ACTIVITY
Check each line of the entries. Copy the ones that contain the string "this".

Segment Start: AVAILABLE DATA

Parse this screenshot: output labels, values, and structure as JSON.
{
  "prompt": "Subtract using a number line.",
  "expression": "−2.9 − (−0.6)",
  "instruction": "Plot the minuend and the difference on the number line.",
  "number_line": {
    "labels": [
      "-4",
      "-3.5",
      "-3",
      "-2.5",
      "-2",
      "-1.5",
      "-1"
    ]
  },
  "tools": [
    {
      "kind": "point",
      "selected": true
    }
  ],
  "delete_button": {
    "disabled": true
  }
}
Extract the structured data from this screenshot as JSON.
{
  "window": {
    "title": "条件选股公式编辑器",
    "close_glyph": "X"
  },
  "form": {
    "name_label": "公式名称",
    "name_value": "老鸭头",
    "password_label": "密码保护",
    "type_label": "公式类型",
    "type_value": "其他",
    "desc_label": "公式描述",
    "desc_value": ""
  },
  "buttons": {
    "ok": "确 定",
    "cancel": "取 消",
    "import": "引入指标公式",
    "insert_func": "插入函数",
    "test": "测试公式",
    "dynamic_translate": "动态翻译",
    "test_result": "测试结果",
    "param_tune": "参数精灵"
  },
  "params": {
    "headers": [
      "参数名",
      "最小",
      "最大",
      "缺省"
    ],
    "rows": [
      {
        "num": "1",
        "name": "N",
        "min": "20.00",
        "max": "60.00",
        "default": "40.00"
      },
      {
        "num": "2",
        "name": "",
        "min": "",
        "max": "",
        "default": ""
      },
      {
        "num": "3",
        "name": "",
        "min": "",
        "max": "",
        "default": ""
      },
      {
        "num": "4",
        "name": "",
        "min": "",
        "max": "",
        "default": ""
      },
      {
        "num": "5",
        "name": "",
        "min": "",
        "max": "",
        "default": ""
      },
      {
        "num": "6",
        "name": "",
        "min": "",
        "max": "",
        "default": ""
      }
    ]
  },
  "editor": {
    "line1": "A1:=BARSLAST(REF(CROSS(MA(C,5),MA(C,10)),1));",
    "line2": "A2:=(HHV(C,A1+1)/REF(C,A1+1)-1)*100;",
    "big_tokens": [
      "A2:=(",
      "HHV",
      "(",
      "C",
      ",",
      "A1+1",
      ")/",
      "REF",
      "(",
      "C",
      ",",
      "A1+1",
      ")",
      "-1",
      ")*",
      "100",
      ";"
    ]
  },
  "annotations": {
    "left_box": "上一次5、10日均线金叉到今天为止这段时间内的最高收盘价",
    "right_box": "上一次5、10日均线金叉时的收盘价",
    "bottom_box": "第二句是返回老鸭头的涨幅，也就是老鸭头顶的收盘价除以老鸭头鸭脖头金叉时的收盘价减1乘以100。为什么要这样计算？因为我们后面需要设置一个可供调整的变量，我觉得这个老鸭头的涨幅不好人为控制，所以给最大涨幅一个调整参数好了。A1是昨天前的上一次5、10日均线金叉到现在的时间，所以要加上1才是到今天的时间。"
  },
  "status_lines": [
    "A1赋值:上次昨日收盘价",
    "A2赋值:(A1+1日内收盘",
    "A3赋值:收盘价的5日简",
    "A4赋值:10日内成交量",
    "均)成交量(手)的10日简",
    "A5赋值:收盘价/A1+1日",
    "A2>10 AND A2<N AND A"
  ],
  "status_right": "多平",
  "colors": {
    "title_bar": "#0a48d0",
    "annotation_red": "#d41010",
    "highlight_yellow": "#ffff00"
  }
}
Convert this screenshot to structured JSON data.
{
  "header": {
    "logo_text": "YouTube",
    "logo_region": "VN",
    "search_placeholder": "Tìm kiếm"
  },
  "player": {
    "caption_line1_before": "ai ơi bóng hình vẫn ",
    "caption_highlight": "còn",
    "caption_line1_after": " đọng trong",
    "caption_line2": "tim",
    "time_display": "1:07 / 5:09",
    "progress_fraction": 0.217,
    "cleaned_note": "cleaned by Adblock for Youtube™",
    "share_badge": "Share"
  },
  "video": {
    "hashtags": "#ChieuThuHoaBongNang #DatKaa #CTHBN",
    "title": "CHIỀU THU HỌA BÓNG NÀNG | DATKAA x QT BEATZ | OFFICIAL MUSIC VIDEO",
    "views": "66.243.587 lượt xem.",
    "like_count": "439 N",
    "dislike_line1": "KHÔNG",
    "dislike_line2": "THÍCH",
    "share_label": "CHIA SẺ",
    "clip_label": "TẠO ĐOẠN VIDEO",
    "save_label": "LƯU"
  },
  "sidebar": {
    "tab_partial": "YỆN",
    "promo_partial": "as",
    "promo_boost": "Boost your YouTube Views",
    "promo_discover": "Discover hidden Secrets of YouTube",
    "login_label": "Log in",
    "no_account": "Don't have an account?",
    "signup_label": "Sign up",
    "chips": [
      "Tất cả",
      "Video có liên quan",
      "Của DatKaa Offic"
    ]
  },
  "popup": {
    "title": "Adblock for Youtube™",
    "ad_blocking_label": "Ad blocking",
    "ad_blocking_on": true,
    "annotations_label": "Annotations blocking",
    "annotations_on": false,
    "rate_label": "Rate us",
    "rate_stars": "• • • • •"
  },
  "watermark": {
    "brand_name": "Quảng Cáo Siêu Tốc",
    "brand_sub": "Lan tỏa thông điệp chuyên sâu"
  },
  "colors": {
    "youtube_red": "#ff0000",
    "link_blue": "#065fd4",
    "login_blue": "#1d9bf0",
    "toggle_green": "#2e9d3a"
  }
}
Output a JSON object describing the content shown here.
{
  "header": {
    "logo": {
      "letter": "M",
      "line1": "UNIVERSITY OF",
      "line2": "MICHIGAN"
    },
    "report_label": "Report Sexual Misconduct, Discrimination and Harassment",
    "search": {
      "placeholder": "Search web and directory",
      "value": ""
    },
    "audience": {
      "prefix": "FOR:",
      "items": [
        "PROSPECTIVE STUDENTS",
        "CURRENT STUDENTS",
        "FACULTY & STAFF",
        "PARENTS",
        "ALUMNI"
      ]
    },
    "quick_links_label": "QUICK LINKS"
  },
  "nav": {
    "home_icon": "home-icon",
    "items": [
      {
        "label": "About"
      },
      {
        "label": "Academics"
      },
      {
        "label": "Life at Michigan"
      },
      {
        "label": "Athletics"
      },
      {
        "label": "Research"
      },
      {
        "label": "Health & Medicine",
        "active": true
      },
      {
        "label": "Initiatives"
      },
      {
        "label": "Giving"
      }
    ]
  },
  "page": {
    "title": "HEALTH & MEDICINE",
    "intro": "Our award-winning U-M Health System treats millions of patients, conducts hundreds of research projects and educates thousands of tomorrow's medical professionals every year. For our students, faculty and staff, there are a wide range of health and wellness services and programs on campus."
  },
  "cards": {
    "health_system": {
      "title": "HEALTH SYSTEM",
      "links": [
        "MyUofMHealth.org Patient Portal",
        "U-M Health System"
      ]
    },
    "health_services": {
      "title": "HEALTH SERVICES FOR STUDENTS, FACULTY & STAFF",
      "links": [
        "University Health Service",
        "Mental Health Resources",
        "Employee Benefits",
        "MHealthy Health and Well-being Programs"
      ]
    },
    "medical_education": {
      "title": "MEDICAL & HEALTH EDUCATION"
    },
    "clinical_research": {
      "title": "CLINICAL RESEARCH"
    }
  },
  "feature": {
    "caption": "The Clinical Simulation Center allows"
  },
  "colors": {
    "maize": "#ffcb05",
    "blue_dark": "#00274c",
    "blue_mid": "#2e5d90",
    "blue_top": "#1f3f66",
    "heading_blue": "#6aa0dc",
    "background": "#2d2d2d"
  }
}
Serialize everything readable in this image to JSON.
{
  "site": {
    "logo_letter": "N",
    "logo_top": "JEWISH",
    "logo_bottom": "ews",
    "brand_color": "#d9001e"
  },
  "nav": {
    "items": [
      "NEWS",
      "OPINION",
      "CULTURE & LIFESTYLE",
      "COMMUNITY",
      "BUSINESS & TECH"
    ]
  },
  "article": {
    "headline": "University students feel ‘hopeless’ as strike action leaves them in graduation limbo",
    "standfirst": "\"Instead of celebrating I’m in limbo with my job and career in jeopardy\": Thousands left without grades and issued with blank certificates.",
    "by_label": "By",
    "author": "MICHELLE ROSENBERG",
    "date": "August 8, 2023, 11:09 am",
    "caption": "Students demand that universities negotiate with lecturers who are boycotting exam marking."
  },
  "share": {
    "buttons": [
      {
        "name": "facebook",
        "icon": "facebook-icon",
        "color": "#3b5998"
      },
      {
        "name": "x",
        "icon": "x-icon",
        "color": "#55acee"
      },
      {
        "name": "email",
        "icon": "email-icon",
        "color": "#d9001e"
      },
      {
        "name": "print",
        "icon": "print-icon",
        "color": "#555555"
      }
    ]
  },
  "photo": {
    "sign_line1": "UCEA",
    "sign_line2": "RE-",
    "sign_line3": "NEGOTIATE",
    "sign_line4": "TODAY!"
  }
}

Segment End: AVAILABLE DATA

SOLUTION
Parse this screenshot: output labels, values, and structure as JSON.
Extract the structured data from this screenshot as JSON.
Convert this screenshot to structured JSON data.
Serialize everything readable in this image to JSON.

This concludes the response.